# What is required
Without the images, write out all of the following entries exactly.

# Records from a dataset

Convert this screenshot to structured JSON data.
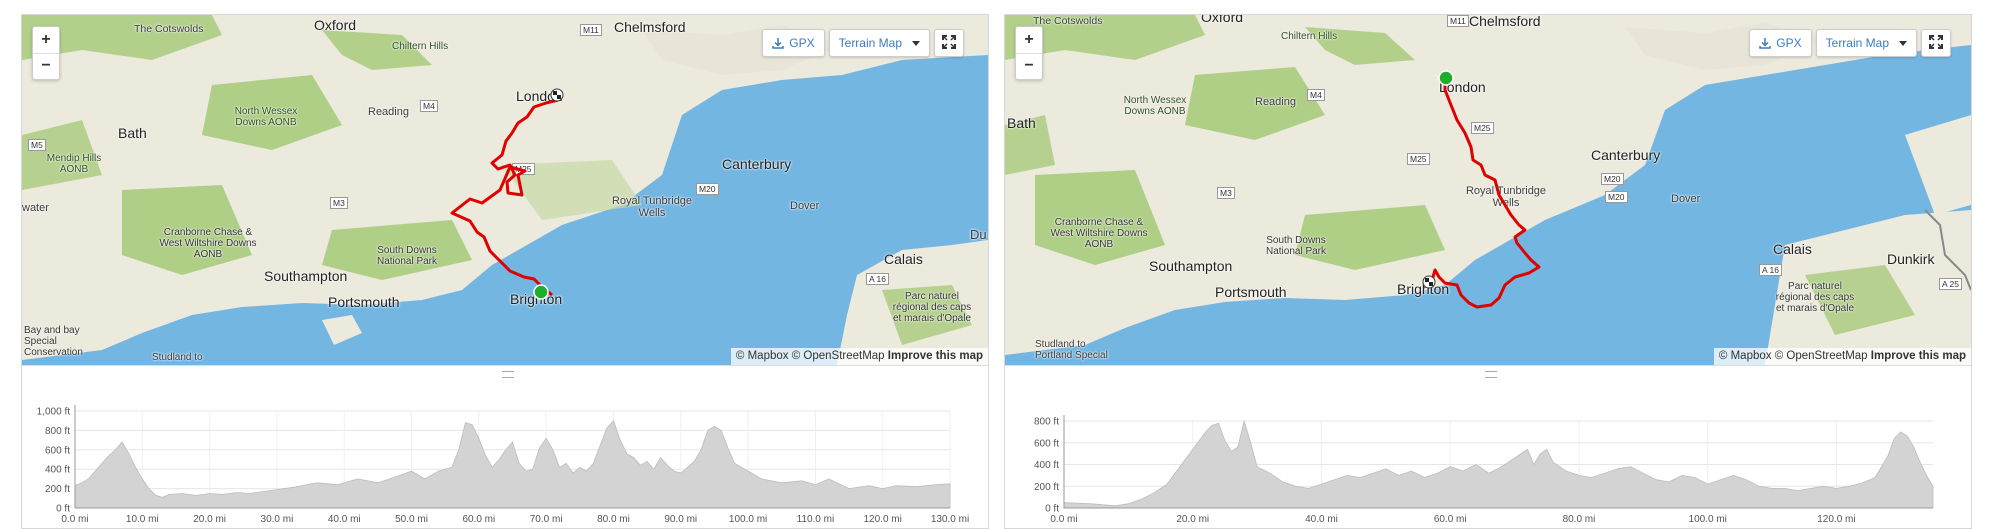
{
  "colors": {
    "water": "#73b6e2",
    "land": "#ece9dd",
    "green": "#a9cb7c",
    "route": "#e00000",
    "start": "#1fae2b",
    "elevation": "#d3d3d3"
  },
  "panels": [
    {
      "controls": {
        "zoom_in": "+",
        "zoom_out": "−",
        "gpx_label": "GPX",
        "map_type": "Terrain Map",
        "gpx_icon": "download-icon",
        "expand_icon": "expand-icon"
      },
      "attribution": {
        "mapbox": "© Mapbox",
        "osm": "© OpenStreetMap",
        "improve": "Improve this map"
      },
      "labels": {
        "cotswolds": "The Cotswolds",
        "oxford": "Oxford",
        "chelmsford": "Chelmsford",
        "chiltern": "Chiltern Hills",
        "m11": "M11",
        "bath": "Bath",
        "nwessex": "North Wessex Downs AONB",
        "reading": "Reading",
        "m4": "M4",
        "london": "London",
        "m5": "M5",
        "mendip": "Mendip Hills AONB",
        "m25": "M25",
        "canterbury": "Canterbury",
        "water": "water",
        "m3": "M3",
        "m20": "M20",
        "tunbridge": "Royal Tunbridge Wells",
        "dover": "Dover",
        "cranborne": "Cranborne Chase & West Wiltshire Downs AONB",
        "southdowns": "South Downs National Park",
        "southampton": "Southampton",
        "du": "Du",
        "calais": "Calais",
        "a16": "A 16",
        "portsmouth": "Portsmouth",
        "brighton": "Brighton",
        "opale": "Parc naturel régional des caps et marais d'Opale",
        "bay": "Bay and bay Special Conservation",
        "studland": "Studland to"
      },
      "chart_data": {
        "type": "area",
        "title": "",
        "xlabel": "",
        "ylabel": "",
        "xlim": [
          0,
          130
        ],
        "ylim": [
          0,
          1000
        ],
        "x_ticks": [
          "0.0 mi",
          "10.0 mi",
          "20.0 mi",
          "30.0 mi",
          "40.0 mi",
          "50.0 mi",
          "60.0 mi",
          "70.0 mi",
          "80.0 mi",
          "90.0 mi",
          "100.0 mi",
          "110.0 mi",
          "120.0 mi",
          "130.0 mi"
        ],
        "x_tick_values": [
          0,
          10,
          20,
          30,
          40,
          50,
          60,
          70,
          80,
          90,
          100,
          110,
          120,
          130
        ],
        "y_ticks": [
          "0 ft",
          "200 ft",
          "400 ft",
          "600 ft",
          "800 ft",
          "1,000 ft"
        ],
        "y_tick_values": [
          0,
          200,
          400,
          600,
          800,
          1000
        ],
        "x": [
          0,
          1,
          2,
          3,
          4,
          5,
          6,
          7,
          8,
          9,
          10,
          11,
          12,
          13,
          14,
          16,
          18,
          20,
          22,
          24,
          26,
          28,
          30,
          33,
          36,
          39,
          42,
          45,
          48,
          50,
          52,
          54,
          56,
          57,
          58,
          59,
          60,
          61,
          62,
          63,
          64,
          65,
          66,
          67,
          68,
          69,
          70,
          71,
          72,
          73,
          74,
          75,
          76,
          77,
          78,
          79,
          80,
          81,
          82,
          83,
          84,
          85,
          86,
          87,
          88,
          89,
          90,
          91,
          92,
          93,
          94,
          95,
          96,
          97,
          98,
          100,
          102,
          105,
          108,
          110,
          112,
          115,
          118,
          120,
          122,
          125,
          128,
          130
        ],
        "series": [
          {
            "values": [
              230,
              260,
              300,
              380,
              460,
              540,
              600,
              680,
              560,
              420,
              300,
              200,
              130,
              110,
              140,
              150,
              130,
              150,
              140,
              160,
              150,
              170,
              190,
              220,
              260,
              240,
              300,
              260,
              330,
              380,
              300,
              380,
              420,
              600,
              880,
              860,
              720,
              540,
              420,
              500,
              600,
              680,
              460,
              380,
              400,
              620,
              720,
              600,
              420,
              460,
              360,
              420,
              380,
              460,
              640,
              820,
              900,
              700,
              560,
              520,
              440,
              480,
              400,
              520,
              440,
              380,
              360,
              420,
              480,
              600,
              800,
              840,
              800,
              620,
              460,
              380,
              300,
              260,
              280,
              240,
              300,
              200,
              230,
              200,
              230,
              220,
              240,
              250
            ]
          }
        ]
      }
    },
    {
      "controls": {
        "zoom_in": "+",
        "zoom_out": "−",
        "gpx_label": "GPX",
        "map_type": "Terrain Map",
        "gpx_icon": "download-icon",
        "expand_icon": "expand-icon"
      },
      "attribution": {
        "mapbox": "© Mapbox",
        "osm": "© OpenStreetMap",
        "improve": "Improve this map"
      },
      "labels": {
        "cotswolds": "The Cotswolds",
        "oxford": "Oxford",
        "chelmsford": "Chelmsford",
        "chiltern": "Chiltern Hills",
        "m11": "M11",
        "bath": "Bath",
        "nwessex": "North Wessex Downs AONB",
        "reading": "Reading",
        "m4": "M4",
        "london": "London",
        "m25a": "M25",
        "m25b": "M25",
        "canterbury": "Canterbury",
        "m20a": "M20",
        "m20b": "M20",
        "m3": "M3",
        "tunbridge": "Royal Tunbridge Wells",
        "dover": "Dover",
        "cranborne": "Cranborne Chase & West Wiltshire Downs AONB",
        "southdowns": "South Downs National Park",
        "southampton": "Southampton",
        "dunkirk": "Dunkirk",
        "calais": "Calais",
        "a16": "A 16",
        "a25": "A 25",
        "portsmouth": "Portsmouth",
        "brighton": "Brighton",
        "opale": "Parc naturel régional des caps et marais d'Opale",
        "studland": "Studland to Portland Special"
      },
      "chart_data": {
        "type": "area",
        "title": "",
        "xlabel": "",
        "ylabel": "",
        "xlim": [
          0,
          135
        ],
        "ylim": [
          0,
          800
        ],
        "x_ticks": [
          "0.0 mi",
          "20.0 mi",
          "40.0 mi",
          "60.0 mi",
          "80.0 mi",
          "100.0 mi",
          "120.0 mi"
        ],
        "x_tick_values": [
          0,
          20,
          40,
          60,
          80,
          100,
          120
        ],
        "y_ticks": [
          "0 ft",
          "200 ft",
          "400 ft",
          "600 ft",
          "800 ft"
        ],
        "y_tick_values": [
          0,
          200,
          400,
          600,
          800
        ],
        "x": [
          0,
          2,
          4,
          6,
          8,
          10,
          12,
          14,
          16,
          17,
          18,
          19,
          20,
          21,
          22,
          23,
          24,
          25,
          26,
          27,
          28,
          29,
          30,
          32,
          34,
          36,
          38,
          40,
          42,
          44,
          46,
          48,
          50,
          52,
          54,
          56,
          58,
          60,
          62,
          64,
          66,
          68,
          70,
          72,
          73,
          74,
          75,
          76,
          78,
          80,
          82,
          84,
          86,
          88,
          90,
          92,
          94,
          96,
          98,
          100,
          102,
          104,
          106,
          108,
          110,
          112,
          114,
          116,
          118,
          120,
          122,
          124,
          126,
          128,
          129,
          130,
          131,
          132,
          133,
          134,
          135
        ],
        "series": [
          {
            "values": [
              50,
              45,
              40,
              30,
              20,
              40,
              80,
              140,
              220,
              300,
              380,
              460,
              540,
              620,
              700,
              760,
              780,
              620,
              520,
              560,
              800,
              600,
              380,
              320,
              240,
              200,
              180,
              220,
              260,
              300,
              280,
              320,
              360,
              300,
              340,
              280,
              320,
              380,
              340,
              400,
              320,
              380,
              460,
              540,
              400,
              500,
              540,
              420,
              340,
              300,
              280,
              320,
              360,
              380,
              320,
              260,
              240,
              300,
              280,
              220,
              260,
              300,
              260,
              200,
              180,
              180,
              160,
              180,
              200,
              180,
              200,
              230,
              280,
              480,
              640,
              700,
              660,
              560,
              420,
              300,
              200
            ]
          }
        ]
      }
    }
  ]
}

# Answer
Convert this screenshot to structured JSON data.
{
  "colors": {
    "water": "#73b6e2",
    "land": "#ece9dd",
    "green": "#a9cb7c",
    "route": "#e00000",
    "start": "#1fae2b",
    "elevation": "#d3d3d3"
  },
  "panels": [
    {
      "controls": {
        "zoom_in": "+",
        "zoom_out": "−",
        "gpx_label": "GPX",
        "map_type": "Terrain Map",
        "gpx_icon": "download-icon",
        "expand_icon": "expand-icon"
      },
      "attribution": {
        "mapbox": "© Mapbox",
        "osm": "© OpenStreetMap",
        "improve": "Improve this map"
      },
      "labels": {
        "cotswolds": "The Cotswolds",
        "oxford": "Oxford",
        "chelmsford": "Chelmsford",
        "chiltern": "Chiltern Hills",
        "m11": "M11",
        "bath": "Bath",
        "nwessex": "North Wessex Downs AONB",
        "reading": "Reading",
        "m4": "M4",
        "london": "London",
        "m5": "M5",
        "mendip": "Mendip Hills AONB",
        "m25": "M25",
        "canterbury": "Canterbury",
        "water": "water",
        "m3": "M3",
        "m20": "M20",
        "tunbridge": "Royal Tunbridge Wells",
        "dover": "Dover",
        "cranborne": "Cranborne Chase & West Wiltshire Downs AONB",
        "southdowns": "South Downs National Park",
        "southampton": "Southampton",
        "du": "Du",
        "calais": "Calais",
        "a16": "A 16",
        "portsmouth": "Portsmouth",
        "brighton": "Brighton",
        "opale": "Parc naturel régional des caps et marais d'Opale",
        "bay": "Bay and bay Special Conservation",
        "studland": "Studland to"
      },
      "chart_data": {
        "type": "area",
        "title": "",
        "xlabel": "",
        "ylabel": "",
        "xlim": [
          0,
          130
        ],
        "ylim": [
          0,
          1000
        ],
        "x_ticks": [
          "0.0 mi",
          "10.0 mi",
          "20.0 mi",
          "30.0 mi",
          "40.0 mi",
          "50.0 mi",
          "60.0 mi",
          "70.0 mi",
          "80.0 mi",
          "90.0 mi",
          "100.0 mi",
          "110.0 mi",
          "120.0 mi",
          "130.0 mi"
        ],
        "x_tick_values": [
          0,
          10,
          20,
          30,
          40,
          50,
          60,
          70,
          80,
          90,
          100,
          110,
          120,
          130
        ],
        "y_ticks": [
          "0 ft",
          "200 ft",
          "400 ft",
          "600 ft",
          "800 ft",
          "1,000 ft"
        ],
        "y_tick_values": [
          0,
          200,
          400,
          600,
          800,
          1000
        ],
        "x": [
          0,
          1,
          2,
          3,
          4,
          5,
          6,
          7,
          8,
          9,
          10,
          11,
          12,
          13,
          14,
          16,
          18,
          20,
          22,
          24,
          26,
          28,
          30,
          33,
          36,
          39,
          42,
          45,
          48,
          50,
          52,
          54,
          56,
          57,
          58,
          59,
          60,
          61,
          62,
          63,
          64,
          65,
          66,
          67,
          68,
          69,
          70,
          71,
          72,
          73,
          74,
          75,
          76,
          77,
          78,
          79,
          80,
          81,
          82,
          83,
          84,
          85,
          86,
          87,
          88,
          89,
          90,
          91,
          92,
          93,
          94,
          95,
          96,
          97,
          98,
          100,
          102,
          105,
          108,
          110,
          112,
          115,
          118,
          120,
          122,
          125,
          128,
          130
        ],
        "series": [
          {
            "values": [
              230,
              260,
              300,
              380,
              460,
              540,
              600,
              680,
              560,
              420,
              300,
              200,
              130,
              110,
              140,
              150,
              130,
              150,
              140,
              160,
              150,
              170,
              190,
              220,
              260,
              240,
              300,
              260,
              330,
              380,
              300,
              380,
              420,
              600,
              880,
              860,
              720,
              540,
              420,
              500,
              600,
              680,
              460,
              380,
              400,
              620,
              720,
              600,
              420,
              460,
              360,
              420,
              380,
              460,
              640,
              820,
              900,
              700,
              560,
              520,
              440,
              480,
              400,
              520,
              440,
              380,
              360,
              420,
              480,
              600,
              800,
              840,
              800,
              620,
              460,
              380,
              300,
              260,
              280,
              240,
              300,
              200,
              230,
              200,
              230,
              220,
              240,
              250
            ]
          }
        ]
      }
    },
    {
      "controls": {
        "zoom_in": "+",
        "zoom_out": "−",
        "gpx_label": "GPX",
        "map_type": "Terrain Map",
        "gpx_icon": "download-icon",
        "expand_icon": "expand-icon"
      },
      "attribution": {
        "mapbox": "© Mapbox",
        "osm": "© OpenStreetMap",
        "improve": "Improve this map"
      },
      "labels": {
        "cotswolds": "The Cotswolds",
        "oxford": "Oxford",
        "chelmsford": "Chelmsford",
        "chiltern": "Chiltern Hills",
        "m11": "M11",
        "bath": "Bath",
        "nwessex": "North Wessex Downs AONB",
        "reading": "Reading",
        "m4": "M4",
        "london": "London",
        "m25a": "M25",
        "m25b": "M25",
        "canterbury": "Canterbury",
        "m20a": "M20",
        "m20b": "M20",
        "m3": "M3",
        "tunbridge": "Royal Tunbridge Wells",
        "dover": "Dover",
        "cranborne": "Cranborne Chase & West Wiltshire Downs AONB",
        "southdowns": "South Downs National Park",
        "southampton": "Southampton",
        "dunkirk": "Dunkirk",
        "calais": "Calais",
        "a16": "A 16",
        "a25": "A 25",
        "portsmouth": "Portsmouth",
        "brighton": "Brighton",
        "opale": "Parc naturel régional des caps et marais d'Opale",
        "studland": "Studland to Portland Special"
      },
      "chart_data": {
        "type": "area",
        "title": "",
        "xlabel": "",
        "ylabel": "",
        "xlim": [
          0,
          135
        ],
        "ylim": [
          0,
          800
        ],
        "x_ticks": [
          "0.0 mi",
          "20.0 mi",
          "40.0 mi",
          "60.0 mi",
          "80.0 mi",
          "100.0 mi",
          "120.0 mi"
        ],
        "x_tick_values": [
          0,
          20,
          40,
          60,
          80,
          100,
          120
        ],
        "y_ticks": [
          "0 ft",
          "200 ft",
          "400 ft",
          "600 ft",
          "800 ft"
        ],
        "y_tick_values": [
          0,
          200,
          400,
          600,
          800
        ],
        "x": [
          0,
          2,
          4,
          6,
          8,
          10,
          12,
          14,
          16,
          17,
          18,
          19,
          20,
          21,
          22,
          23,
          24,
          25,
          26,
          27,
          28,
          29,
          30,
          32,
          34,
          36,
          38,
          40,
          42,
          44,
          46,
          48,
          50,
          52,
          54,
          56,
          58,
          60,
          62,
          64,
          66,
          68,
          70,
          72,
          73,
          74,
          75,
          76,
          78,
          80,
          82,
          84,
          86,
          88,
          90,
          92,
          94,
          96,
          98,
          100,
          102,
          104,
          106,
          108,
          110,
          112,
          114,
          116,
          118,
          120,
          122,
          124,
          126,
          128,
          129,
          130,
          131,
          132,
          133,
          134,
          135
        ],
        "series": [
          {
            "values": [
              50,
              45,
              40,
              30,
              20,
              40,
              80,
              140,
              220,
              300,
              380,
              460,
              540,
              620,
              700,
              760,
              780,
              620,
              520,
              560,
              800,
              600,
              380,
              320,
              240,
              200,
              180,
              220,
              260,
              300,
              280,
              320,
              360,
              300,
              340,
              280,
              320,
              380,
              340,
              400,
              320,
              380,
              460,
              540,
              400,
              500,
              540,
              420,
              340,
              300,
              280,
              320,
              360,
              380,
              320,
              260,
              240,
              300,
              280,
              220,
              260,
              300,
              260,
              200,
              180,
              180,
              160,
              180,
              200,
              180,
              200,
              230,
              280,
              480,
              640,
              700,
              660,
              560,
              420,
              300,
              200
            ]
          }
        ]
      }
    }
  ]
}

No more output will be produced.